Problem requirements: Print all the records below exactly as they stand, but leave out the pictures.

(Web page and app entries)
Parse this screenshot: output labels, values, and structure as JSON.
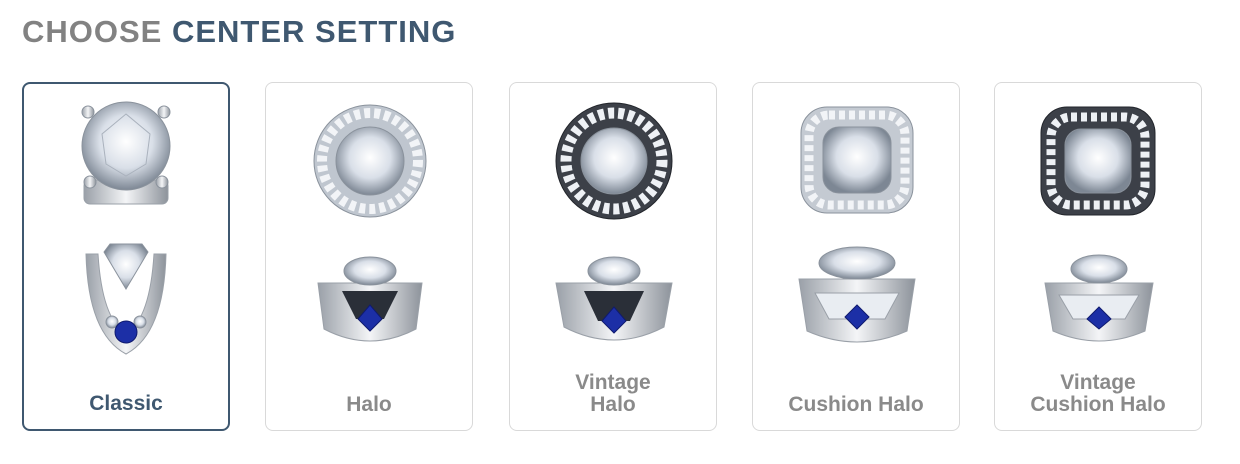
{
  "header": {
    "prefix": "CHOOSE",
    "title": "CENTER SETTING"
  },
  "selected_index": 0,
  "colors": {
    "accent": "#3f5870",
    "muted_text": "#8a8a8a",
    "card_border": "#d9d9d9",
    "sapphire": "#1c2fa6"
  },
  "options": [
    {
      "label_lines": [
        "Classic"
      ],
      "top_view": "solitaire-prong",
      "side_view": "solitaire-side"
    },
    {
      "label_lines": [
        "Halo"
      ],
      "top_view": "round-halo",
      "side_view": "halo-side"
    },
    {
      "label_lines": [
        "Vintage",
        "Halo"
      ],
      "top_view": "round-vintage-halo",
      "side_view": "halo-side"
    },
    {
      "label_lines": [
        "Cushion Halo"
      ],
      "top_view": "cushion-halo",
      "side_view": "cushion-side"
    },
    {
      "label_lines": [
        "Vintage",
        "Cushion Halo"
      ],
      "top_view": "cushion-vintage-halo",
      "side_view": "cushion-side"
    }
  ]
}
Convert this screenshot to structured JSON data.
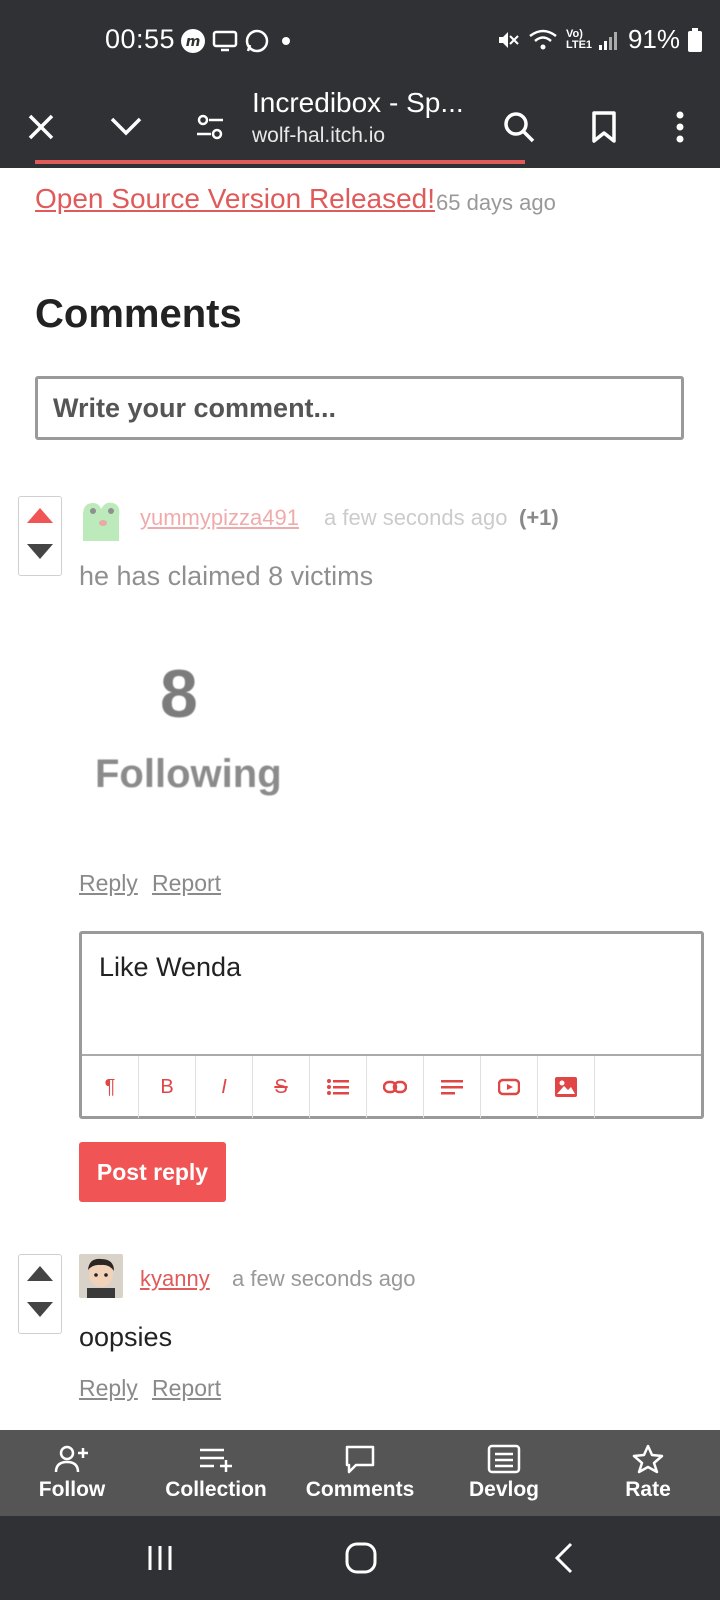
{
  "status_bar": {
    "time": "00:55",
    "battery": "91%",
    "network_label": "Vo) LTE1"
  },
  "browser": {
    "title": "Incredibox - Sp...",
    "url": "wolf-hal.itch.io"
  },
  "devlog": {
    "link_text": "Open Source Version Released!",
    "ago": "65 days ago"
  },
  "comments_section": {
    "heading": "Comments",
    "input_placeholder": "Write your comment..."
  },
  "comments": [
    {
      "username": "yummypizza491",
      "time": "a few seconds ago",
      "score": "(+1)",
      "body": "he has claimed 8 victims",
      "image_number": "8",
      "image_label": "Following",
      "reply_label": "Reply",
      "report_label": "Report"
    },
    {
      "username": "kyanny",
      "time": "a few seconds ago",
      "body": "oopsies",
      "reply_label": "Reply",
      "report_label": "Report"
    }
  ],
  "reply_editor": {
    "value": "Like Wenda",
    "toolbar_icons": [
      "paragraph-icon",
      "bold-icon",
      "italic-icon",
      "strikethrough-icon",
      "list-icon",
      "link-icon",
      "align-icon",
      "video-icon",
      "image-icon"
    ],
    "toolbar_glyphs": [
      "¶",
      "B",
      "I",
      "S"
    ],
    "post_label": "Post reply"
  },
  "tabbar": {
    "follow": "Follow",
    "collection": "Collection",
    "comments": "Comments",
    "devlog": "Devlog",
    "rate": "Rate"
  },
  "colors": {
    "accent": "#f05454",
    "link": "#e05a5a",
    "dark_chrome": "#2f3134",
    "tabbar": "#555555"
  }
}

Result of this task:
Parse this screenshot: output labels, values, and structure as JSON.
{
  "header": {
    "prefix": "CHOOSE",
    "title": "CENTER SETTING"
  },
  "selected_index": 0,
  "colors": {
    "accent": "#3f5870",
    "muted_text": "#8a8a8a",
    "card_border": "#d9d9d9",
    "sapphire": "#1c2fa6"
  },
  "options": [
    {
      "label_lines": [
        "Classic"
      ],
      "top_view": "solitaire-prong",
      "side_view": "solitaire-side"
    },
    {
      "label_lines": [
        "Halo"
      ],
      "top_view": "round-halo",
      "side_view": "halo-side"
    },
    {
      "label_lines": [
        "Vintage",
        "Halo"
      ],
      "top_view": "round-vintage-halo",
      "side_view": "halo-side"
    },
    {
      "label_lines": [
        "Cushion Halo"
      ],
      "top_view": "cushion-halo",
      "side_view": "cushion-side"
    },
    {
      "label_lines": [
        "Vintage",
        "Cushion Halo"
      ],
      "top_view": "cushion-vintage-halo",
      "side_view": "cushion-side"
    }
  ]
}
Convert this screenshot to structured JSON data.
{
  "status_bar": {
    "time": "00:55",
    "battery": "91%",
    "network_label": "Vo) LTE1"
  },
  "browser": {
    "title": "Incredibox - Sp...",
    "url": "wolf-hal.itch.io"
  },
  "devlog": {
    "link_text": "Open Source Version Released!",
    "ago": "65 days ago"
  },
  "comments_section": {
    "heading": "Comments",
    "input_placeholder": "Write your comment..."
  },
  "comments": [
    {
      "username": "yummypizza491",
      "time": "a few seconds ago",
      "score": "(+1)",
      "body": "he has claimed 8 victims",
      "image_number": "8",
      "image_label": "Following",
      "reply_label": "Reply",
      "report_label": "Report"
    },
    {
      "username": "kyanny",
      "time": "a few seconds ago",
      "body": "oopsies",
      "reply_label": "Reply",
      "report_label": "Report"
    }
  ],
  "reply_editor": {
    "value": "Like Wenda",
    "toolbar_icons": [
      "paragraph-icon",
      "bold-icon",
      "italic-icon",
      "strikethrough-icon",
      "list-icon",
      "link-icon",
      "align-icon",
      "video-icon",
      "image-icon"
    ],
    "toolbar_glyphs": [
      "¶",
      "B",
      "I",
      "S"
    ],
    "post_label": "Post reply"
  },
  "tabbar": {
    "follow": "Follow",
    "collection": "Collection",
    "comments": "Comments",
    "devlog": "Devlog",
    "rate": "Rate"
  },
  "colors": {
    "accent": "#f05454",
    "link": "#e05a5a",
    "dark_chrome": "#2f3134",
    "tabbar": "#555555"
  }
}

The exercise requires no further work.